## What is needed
Every line in the records below with the string "description" needs to be copied out.

==== Records to process

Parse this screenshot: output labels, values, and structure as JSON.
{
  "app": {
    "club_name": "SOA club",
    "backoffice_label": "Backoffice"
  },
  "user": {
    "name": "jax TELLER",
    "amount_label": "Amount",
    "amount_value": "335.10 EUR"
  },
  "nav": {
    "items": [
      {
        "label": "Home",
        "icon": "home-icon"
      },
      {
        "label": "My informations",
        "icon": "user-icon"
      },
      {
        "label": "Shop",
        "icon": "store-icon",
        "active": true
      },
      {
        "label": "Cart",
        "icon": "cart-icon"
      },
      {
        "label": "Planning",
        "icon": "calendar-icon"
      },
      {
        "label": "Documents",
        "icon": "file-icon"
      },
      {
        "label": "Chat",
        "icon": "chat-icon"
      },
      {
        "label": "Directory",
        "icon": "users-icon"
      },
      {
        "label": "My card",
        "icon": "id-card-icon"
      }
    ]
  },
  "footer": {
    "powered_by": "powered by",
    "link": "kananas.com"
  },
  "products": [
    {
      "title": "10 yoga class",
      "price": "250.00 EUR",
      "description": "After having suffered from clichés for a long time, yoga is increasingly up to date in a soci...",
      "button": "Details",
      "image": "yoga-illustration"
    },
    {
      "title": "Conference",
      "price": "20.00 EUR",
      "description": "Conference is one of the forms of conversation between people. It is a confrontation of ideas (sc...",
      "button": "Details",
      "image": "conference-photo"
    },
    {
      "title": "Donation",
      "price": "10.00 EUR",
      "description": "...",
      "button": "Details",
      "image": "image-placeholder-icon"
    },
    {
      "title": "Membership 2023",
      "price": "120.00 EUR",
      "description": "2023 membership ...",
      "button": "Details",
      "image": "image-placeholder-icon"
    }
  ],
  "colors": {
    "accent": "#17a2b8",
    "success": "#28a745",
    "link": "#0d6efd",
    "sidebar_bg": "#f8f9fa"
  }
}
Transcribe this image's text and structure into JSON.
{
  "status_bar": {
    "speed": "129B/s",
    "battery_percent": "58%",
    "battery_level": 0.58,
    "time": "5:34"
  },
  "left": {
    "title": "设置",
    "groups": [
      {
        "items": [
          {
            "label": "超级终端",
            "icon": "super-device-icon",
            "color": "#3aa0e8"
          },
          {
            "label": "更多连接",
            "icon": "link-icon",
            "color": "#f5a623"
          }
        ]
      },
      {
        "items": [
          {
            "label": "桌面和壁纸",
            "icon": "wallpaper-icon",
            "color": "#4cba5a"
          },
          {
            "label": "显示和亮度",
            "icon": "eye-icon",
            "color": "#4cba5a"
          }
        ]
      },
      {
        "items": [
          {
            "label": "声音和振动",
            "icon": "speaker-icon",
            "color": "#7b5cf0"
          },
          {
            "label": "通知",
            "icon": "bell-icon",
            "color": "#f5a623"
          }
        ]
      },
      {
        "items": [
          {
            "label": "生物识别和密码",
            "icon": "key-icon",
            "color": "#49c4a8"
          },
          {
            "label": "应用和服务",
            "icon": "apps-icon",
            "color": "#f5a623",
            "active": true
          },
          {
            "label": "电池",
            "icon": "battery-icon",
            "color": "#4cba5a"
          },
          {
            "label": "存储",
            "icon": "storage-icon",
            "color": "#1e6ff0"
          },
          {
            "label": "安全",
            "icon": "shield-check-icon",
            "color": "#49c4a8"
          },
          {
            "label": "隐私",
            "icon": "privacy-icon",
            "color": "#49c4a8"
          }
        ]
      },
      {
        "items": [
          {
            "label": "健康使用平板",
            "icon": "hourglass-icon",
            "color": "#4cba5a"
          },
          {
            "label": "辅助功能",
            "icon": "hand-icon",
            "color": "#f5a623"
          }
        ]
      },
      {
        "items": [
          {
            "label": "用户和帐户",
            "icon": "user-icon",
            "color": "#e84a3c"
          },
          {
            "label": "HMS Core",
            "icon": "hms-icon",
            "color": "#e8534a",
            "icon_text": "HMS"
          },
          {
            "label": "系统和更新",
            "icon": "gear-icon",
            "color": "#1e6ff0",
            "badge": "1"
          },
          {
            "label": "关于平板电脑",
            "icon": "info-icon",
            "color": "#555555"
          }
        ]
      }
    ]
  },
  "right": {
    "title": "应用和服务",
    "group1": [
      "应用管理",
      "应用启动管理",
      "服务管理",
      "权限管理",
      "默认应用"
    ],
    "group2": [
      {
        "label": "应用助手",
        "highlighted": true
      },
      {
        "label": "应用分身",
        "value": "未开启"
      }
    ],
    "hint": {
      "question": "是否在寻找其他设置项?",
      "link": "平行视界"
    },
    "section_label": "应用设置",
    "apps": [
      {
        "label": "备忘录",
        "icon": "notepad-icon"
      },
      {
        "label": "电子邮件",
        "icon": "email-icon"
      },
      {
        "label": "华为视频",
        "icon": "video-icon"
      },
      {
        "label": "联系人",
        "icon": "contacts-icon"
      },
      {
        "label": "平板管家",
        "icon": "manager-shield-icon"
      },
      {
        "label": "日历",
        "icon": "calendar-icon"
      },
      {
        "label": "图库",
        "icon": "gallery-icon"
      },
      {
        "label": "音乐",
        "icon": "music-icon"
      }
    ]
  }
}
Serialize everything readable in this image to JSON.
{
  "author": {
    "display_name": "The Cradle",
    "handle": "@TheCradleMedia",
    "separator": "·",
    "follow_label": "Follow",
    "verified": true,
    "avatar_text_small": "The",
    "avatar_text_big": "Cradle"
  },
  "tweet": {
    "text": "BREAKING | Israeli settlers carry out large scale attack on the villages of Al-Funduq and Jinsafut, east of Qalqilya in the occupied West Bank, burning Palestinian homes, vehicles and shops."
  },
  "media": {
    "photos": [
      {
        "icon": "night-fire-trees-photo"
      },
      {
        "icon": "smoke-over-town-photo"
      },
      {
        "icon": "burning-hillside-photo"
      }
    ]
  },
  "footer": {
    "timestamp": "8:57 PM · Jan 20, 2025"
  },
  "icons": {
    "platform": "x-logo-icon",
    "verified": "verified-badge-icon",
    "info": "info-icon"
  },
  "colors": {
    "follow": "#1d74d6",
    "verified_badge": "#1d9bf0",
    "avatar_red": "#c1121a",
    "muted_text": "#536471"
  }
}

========

## Completed exercise
      "description": "After having suffered from clichés for a long time, yoga is increasingly up to date in a soci...",
      "description": "Conference is one of the forms of conversation between people. It is a confrontation of ideas (sc...",
      "description": "...",
      "description": "2023 membership ...",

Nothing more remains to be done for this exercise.